Research & development: R&D is often one of the first expenses to be slashed across the board — a bad idea if you expect to scale up quickly during recovery because you’ll fall behind on innovation. High-performing companies in a McKinsey report during the 2008 recession reported the financial metrics, project costs and overall attractiveness of a given market as key factors in evaluating whether to fund R&D projects.

The last point is particularly resonant in today’s recession: Companies need to understand their niches in whatever they believe the “new normal” will be for their markets. Given the difficulty of that, analysts advise prioritizing strategic projects to get to market products that will produce sales in the next 180 to 360 days.

Talent: Amidst layoffs and hiring freezes that other companies may be conducting, it may be a good time to bring on new talent that would be too expensive to compete for otherwise.

Mergers & acquisitions: Evidence from the global financial crisis spanning from late 2007 through early 2009 shows that companies that made significant acquisitions during an economic downturn outperformed those that did not. In fact, 65% of investors interviewed by Bain Capital during the 2020 recession said healthy companies should actively pursue acquisitions to strengthen their portfolios, whether via new product lines, customer segments or capabilities.

Neal Taparia, co-founder of incubator SOTA Partners, is actively looking for acquisition opportunities for his gaming and brain-training initiative, Soltaired.

“I believe there may be more companies that are willing to sell given the uncertain climate,” said Taparia. “I’m actively trying to find opportunities where we can acquire gaming sites with full leverage, where the operating profit generated from the acquisition will be more than [the associated] costs, which are cheap.

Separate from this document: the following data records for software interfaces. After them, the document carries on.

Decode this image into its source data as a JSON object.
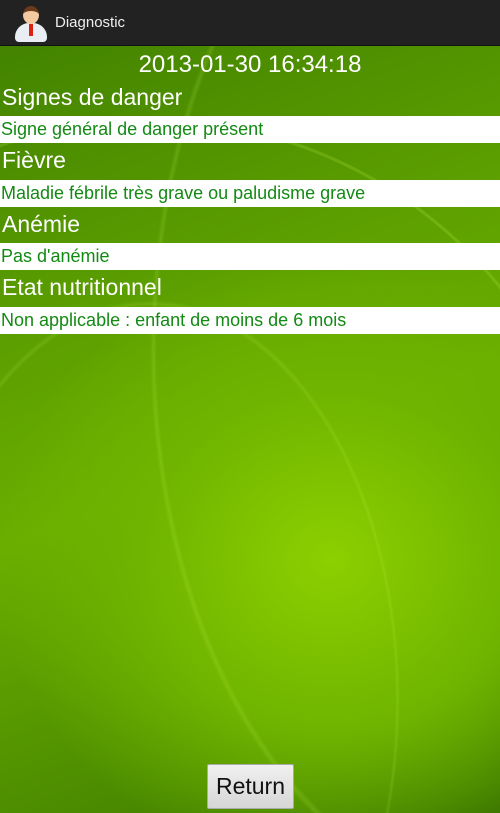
{
  "app": {
    "title": "Diagnostic",
    "icon": "doctor-avatar-icon"
  },
  "timestamp": "2013-01-30 16:34:18",
  "sections": [
    {
      "header": "Signes de danger",
      "value": "Signe général de danger présent"
    },
    {
      "header": "Fièvre",
      "value": "Maladie fébrile très grave ou paludisme grave"
    },
    {
      "header": "Anémie",
      "value": "Pas d'anémie"
    },
    {
      "header": "Etat nutritionnel",
      "value": "Non applicable : enfant de moins de 6 mois"
    }
  ],
  "return_label": "Return",
  "colors": {
    "action_bar": "#222222",
    "value_text": "#138a13",
    "background": "#6aae00"
  }
}
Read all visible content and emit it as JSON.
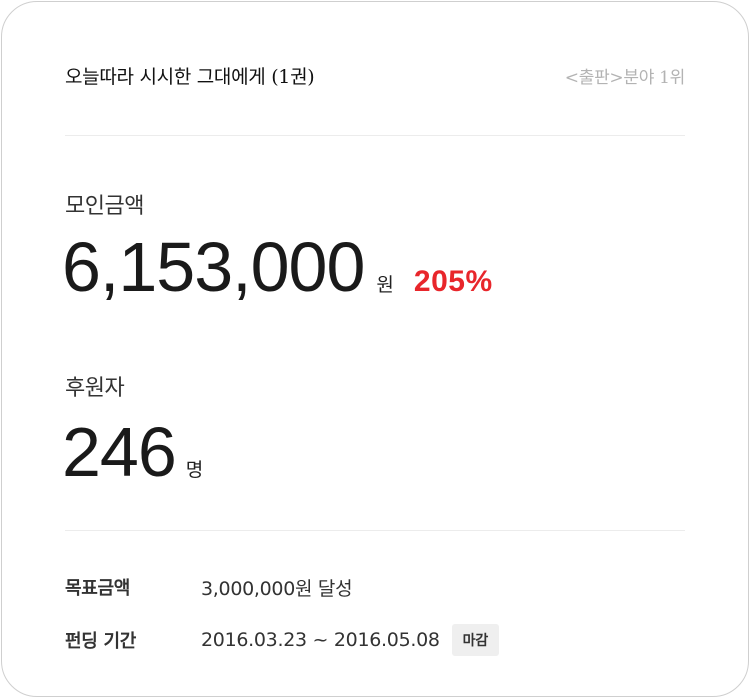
{
  "project": {
    "title": "오늘따라 시시한 그대에게 (1권)",
    "category_rank": "<출판>분야 1위"
  },
  "funding": {
    "raised_label": "모인금액",
    "raised_amount": "6,153,000",
    "raised_unit": "원",
    "achievement_percent": "205%",
    "backers_label": "후원자",
    "backers_count": "246",
    "backers_unit": "명"
  },
  "details": {
    "goal_label": "목표금액",
    "goal_value": "3,000,000원 달성",
    "period_label": "펀딩 기간",
    "period_value": "2016.03.23 ~ 2016.05.08",
    "status_badge": "마감"
  },
  "colors": {
    "accent_red": "#e8262b",
    "muted_text": "#b3b3b3",
    "badge_bg": "#efefef",
    "divider": "#ececec"
  }
}
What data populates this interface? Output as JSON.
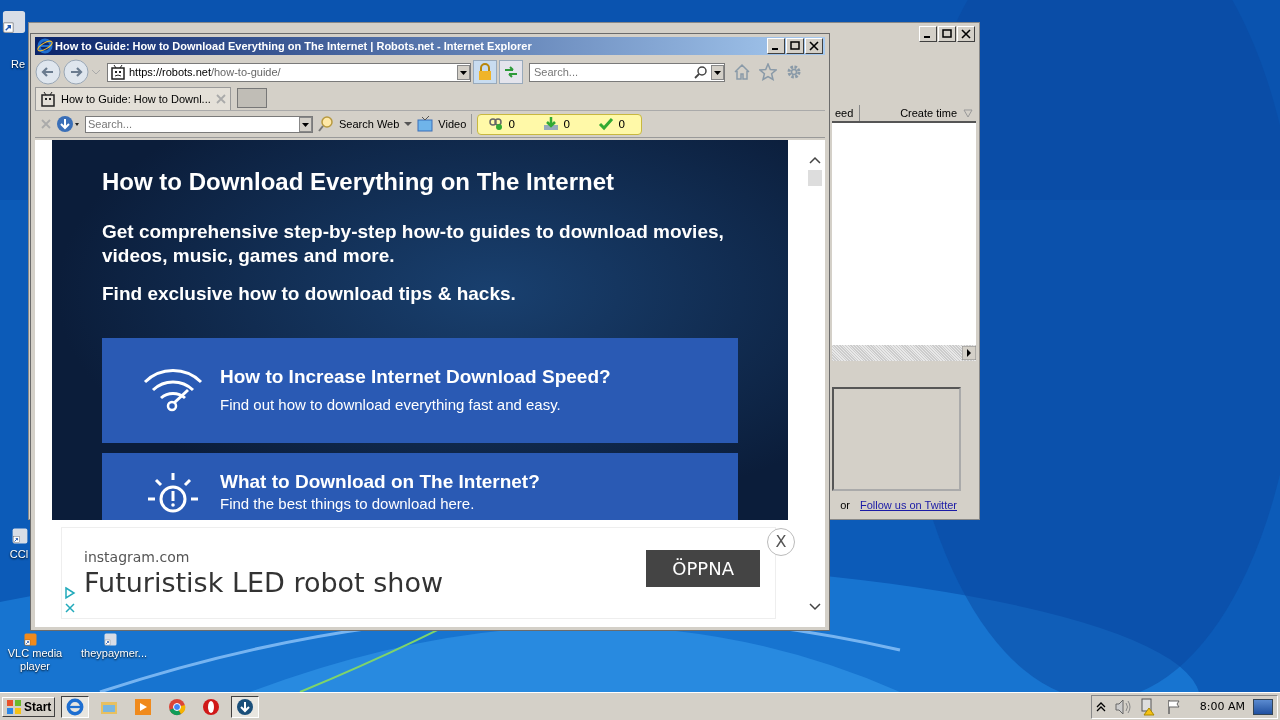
{
  "desktop": {
    "icons": [
      {
        "label": "Re"
      },
      {
        "label": "CCl"
      },
      {
        "label": "VLC media player"
      },
      {
        "label": "theypaymer..."
      }
    ]
  },
  "background_window": {
    "columns": [
      {
        "label": "eed"
      },
      {
        "label": "Create time"
      }
    ],
    "footer_text": "or",
    "footer_link": "Follow us on Twitter"
  },
  "browser": {
    "title": "How to Guide: How to Download Everything on The Internet | Robots.net - Internet Explorer",
    "address": {
      "host": "https://robots.net",
      "path": "/how-to-guide/"
    },
    "search": {
      "placeholder": "Search..."
    },
    "tabs": [
      {
        "label": "How to Guide: How to Downl...",
        "selected": true
      }
    ],
    "toolbar": {
      "search_placeholder": "Search...",
      "search_button": "Search Web",
      "video_button": "Video",
      "counters": [
        "0",
        "0",
        "0"
      ]
    },
    "page": {
      "heading": "How to Download Everything on The Internet",
      "subtitle": "Get comprehensive step-by-step how-to guides to download movies, videos, music, games and more.",
      "tagline": "Find exclusive how to download tips & hacks.",
      "cards": [
        {
          "kind": "wifi",
          "title": "How to Increase Internet Download Speed?",
          "description": "Find out how to download everything fast and easy."
        },
        {
          "kind": "bulb",
          "title": "What to Download on The Internet?",
          "description": "Find the best things to download here."
        }
      ]
    },
    "ad": {
      "domain": "instagram.com",
      "headline": "Futuristisk LED robot show",
      "button": "ÖPPNA",
      "close": "X"
    }
  },
  "taskbar": {
    "start": "Start",
    "apps": [
      {
        "kind": "ie",
        "selected": true
      },
      {
        "kind": "folder",
        "selected": false
      },
      {
        "kind": "media",
        "selected": false
      },
      {
        "kind": "chrome",
        "selected": false
      },
      {
        "kind": "opera",
        "selected": false
      },
      {
        "kind": "download",
        "selected": true
      }
    ],
    "clock": "8:00 AM"
  }
}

In other words, it’s very attractive to acquire and grow inorganically with current interest rates, and we’re hoping to take advantage of that. Also, needless to say, we’re looking for targets we can further grow.”

Intellectual property: If M&A is too ambitious, building up an IP position where the company sees future innovations will help gain a competitive edge as well as the freedom to operate in that area. IP assets can provide significant revenue during and after the slowdown.

Bottom Line

In a very apt metaphor, Bain & Company likened the measures companies must take to steering a race car: “The best drivers apply the brakes just ahead of the curve (they take out excess costs), turn hard toward the apex of the curve (identify the short list of projects that will form the next business model), and accelerate hard out of the curve (spend and hire before markets have rebounded).”

Reining in costs while investing in growth initiatives in parallel is a difficult balance to strike. However, history shows that those that pull it off can expect to be well-rewarded.